One of the hardest things to do as a director is make sure everyone on your team is making the same film that you are. Sounds like a strange thing to say, but if you've ever made a film and ended up with a wonky tone, or one actor that was doing sitcom while everyone else was doing drama, or where the camera work reflects comedy coverage and you're making a tension piece... then you know exactly what I'm talking about.
In the world of short films, this duty of making sure everyone is on page falls squarely on your shoulders, but in the world of features and TV, you get to share that duty with your producers, and lord forbid you're not on page with them going in. Sometimes you get the producers who are MIA, never seen on set, and when the credits roll, you (and the rest of the cast and crew) ask, "Who the eff was that person?" Sometimes that's the best kind of producer to have. Sometimes not. In the best case scenario you find producers who read the script, see it the way you do, and you get to hit the ground running (in the same direction). Together. With the same hope and optimism that should come with the creation of every piece of art (and business).
It's been my experience that the quicker you get everyone on the same wavelength the better, especially when you're dealing with the trickier genres (Horror being one), the subgenres (supernatural horror), and the genre mash ups (Horror Comedy).
Seems like Europeans and Asians and, well... just about everyone else in the world except us can handle radical tone shifts, quirky departures from the main plot, and characters that seem to be from an entirely different genre altogether... but here in the states, we like to grab a tone, maintain it, and stay the course.
If you're fortunate enough to have a team you've worked with over and over, like I have, then you've already got a leg up on the filmmaker who gets dropped into a cast and crew he or she has never worked with before. For them it's all about holding your nose and jumping into the cold water and hoping you don't die of hypothermia on the one extreme, and on the other extreme, coming out on the other side with at least one or two people you'll take with you to the next gig. People who got you, and what you were saying from the very start.
People who share your vision.
Going into this feature that I'm wrapping up now, I went in with a strong team that I've worked with over and over during the past couple years. They didn't all come at once. I've worked on a lot of commercials, videos, TV shows and features, and I've always managed to gain at least one new team member from each project along the way to add to my permanent gang.
Entering into this Syfy film, I had my phisical spfx partner, my DP, my composer, and my editor, not to mention many of my usual cast. Not all could join me because of location and union issues, but trust me, they'll be back. And on this film, I gained a few new members to the troupe. You'll see them on my next film, either in front of the camera or behind it.
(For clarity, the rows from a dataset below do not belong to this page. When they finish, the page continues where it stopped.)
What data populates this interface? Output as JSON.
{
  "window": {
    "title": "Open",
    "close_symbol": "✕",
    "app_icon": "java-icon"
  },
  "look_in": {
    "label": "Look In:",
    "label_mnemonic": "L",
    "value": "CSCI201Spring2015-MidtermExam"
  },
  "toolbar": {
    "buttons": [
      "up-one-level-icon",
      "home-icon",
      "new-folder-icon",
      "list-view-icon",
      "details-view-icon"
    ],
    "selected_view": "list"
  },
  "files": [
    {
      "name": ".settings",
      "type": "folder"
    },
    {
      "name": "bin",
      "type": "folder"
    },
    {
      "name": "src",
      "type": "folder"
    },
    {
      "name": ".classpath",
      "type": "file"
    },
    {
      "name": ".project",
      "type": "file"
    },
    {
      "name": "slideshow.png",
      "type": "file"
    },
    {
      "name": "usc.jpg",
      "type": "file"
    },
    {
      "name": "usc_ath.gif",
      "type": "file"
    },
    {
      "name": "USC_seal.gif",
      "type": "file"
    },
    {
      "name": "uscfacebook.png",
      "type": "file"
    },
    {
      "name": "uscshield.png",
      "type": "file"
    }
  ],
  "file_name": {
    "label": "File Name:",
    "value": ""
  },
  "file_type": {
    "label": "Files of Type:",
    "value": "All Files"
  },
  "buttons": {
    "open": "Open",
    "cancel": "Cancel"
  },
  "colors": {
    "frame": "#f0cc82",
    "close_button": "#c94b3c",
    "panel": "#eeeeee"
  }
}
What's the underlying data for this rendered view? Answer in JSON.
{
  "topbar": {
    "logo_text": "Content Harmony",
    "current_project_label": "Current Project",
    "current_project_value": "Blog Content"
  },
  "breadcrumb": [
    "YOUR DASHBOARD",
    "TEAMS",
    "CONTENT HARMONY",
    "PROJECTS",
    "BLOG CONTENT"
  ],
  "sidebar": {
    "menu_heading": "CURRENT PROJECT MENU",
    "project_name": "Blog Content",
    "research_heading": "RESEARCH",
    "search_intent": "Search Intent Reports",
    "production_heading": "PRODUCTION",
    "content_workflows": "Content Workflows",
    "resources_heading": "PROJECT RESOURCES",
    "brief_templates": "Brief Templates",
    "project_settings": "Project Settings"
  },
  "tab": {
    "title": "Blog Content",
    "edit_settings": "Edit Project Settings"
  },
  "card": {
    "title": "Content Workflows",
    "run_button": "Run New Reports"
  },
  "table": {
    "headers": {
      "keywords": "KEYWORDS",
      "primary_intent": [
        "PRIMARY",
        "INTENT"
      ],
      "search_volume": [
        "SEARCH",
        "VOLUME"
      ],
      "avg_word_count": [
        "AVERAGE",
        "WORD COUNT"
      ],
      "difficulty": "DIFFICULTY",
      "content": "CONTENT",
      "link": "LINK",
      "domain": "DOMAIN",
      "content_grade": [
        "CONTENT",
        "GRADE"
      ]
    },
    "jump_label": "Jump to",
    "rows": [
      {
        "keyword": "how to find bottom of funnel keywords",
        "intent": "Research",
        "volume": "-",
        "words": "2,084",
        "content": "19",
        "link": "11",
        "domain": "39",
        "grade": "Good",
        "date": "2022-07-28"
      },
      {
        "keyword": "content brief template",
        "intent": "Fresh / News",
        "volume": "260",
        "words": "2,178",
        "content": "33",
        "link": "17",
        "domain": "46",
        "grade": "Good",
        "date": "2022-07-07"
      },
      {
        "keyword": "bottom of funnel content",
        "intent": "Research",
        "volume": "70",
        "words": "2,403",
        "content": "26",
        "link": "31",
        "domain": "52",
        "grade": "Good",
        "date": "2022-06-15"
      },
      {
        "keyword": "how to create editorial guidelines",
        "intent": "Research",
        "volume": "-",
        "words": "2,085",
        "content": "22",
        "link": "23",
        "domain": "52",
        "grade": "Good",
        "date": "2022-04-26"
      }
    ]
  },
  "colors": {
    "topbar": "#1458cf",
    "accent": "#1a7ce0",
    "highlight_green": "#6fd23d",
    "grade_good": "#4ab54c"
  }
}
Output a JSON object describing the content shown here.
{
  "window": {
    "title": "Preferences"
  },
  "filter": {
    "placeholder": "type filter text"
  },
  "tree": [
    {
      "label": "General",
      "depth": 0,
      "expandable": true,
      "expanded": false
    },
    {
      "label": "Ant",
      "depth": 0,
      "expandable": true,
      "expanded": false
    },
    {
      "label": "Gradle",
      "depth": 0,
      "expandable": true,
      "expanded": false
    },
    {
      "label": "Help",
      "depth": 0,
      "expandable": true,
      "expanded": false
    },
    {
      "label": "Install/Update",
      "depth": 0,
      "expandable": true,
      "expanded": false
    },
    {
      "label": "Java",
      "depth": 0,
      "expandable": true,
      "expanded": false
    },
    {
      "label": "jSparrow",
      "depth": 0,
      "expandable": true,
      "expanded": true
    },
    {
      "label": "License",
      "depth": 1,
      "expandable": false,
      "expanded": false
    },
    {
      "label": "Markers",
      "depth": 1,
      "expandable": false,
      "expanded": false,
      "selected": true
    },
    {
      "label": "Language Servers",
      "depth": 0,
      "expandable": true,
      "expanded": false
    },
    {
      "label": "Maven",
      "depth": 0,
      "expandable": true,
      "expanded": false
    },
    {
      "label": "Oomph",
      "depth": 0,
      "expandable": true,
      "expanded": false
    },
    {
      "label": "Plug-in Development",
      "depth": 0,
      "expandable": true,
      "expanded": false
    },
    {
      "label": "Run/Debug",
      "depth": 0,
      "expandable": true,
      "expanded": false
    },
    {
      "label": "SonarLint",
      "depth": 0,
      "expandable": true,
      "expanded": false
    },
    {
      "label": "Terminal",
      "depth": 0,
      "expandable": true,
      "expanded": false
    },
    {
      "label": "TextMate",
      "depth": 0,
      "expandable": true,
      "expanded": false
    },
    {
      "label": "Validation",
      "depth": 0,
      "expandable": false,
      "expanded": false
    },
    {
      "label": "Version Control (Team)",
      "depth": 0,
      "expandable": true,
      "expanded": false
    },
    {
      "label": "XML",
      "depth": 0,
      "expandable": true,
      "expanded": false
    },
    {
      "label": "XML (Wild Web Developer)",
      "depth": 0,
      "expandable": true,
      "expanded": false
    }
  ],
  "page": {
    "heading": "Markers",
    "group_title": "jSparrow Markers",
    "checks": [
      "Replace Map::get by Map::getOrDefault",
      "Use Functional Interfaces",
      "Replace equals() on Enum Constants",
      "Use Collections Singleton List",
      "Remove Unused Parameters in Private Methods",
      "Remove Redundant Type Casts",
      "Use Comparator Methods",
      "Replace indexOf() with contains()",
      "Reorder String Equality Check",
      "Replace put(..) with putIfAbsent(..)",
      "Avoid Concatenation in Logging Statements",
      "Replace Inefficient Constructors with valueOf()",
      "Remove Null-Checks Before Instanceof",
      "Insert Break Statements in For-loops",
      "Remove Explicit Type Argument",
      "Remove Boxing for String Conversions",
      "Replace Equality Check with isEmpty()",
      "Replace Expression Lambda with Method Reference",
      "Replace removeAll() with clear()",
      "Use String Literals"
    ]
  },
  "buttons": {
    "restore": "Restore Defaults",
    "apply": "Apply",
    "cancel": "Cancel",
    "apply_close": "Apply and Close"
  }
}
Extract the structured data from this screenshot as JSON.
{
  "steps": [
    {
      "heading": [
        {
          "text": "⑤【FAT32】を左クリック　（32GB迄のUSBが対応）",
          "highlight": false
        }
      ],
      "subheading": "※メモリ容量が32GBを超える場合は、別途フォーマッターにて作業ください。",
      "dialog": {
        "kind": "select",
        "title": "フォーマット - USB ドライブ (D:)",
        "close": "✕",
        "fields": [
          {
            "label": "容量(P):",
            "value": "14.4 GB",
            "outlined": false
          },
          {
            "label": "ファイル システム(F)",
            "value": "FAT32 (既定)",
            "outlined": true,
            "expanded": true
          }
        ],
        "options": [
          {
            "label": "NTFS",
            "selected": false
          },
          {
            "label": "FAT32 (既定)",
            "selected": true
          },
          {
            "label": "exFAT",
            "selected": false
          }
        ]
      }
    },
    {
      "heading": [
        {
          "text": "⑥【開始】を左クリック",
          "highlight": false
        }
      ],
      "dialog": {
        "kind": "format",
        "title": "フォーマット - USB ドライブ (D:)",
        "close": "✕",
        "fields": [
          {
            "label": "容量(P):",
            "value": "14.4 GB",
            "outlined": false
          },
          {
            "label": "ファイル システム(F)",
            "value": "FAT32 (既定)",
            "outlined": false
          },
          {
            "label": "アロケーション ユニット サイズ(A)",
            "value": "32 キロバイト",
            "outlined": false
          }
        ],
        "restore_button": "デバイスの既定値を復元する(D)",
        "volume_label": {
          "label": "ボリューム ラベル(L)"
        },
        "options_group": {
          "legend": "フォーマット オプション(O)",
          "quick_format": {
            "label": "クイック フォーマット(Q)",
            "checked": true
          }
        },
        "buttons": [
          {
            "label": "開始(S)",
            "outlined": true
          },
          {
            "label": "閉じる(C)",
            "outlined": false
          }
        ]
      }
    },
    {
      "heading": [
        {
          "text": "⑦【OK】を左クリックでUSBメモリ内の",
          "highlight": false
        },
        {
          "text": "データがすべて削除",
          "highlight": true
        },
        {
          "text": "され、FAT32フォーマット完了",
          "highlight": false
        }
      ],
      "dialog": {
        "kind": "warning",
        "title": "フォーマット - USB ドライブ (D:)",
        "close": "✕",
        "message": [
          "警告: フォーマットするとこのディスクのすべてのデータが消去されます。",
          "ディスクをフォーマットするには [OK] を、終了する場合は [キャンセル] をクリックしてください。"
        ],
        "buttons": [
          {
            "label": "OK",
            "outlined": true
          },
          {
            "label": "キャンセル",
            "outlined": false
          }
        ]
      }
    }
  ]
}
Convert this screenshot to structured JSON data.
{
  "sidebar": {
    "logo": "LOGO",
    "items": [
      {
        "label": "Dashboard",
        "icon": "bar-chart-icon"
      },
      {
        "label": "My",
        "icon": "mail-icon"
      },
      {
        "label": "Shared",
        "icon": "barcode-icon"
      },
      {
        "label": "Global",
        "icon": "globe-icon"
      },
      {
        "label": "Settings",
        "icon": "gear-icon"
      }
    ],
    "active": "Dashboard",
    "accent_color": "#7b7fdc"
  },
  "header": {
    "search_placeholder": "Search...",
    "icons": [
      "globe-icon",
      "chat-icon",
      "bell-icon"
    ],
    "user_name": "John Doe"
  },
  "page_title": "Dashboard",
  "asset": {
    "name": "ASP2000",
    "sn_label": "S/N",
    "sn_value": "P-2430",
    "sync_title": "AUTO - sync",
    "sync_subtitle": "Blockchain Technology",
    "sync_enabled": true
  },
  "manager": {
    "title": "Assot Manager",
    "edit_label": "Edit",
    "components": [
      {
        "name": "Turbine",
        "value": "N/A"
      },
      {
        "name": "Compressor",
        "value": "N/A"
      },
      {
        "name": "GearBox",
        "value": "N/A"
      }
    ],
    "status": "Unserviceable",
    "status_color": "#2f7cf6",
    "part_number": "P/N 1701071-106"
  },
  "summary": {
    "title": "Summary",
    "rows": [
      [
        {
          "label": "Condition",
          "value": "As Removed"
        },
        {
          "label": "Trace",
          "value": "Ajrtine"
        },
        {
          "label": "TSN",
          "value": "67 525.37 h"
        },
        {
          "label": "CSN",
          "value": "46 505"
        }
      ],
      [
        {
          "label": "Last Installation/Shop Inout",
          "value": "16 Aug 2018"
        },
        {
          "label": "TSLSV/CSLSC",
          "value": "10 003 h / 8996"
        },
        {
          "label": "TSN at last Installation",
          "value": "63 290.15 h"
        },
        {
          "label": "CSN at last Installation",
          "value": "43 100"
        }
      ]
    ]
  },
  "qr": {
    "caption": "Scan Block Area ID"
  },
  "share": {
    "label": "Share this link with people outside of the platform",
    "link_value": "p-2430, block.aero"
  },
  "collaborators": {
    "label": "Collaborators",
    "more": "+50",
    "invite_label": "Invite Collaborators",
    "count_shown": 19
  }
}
Why? Because I mate for life when it comes to finding creative partners. And finding people who can see the fantasy worlds that I create, and then help translate them to the rest of the world, is not an easy task. And neither is having to convince an entirely new cast and crew to row in the same direction that I'm rowing.
If you've worked in Hollywood, you've heard that loyalty is dead, or that it has a price that can be bought off. But not for me. And not for my team.
As we finish up this film now, we're already planning the next one. One that's from the heart. My heart. Their hearts.
And oh, what dark hearts we have...
Gaudium per atrox.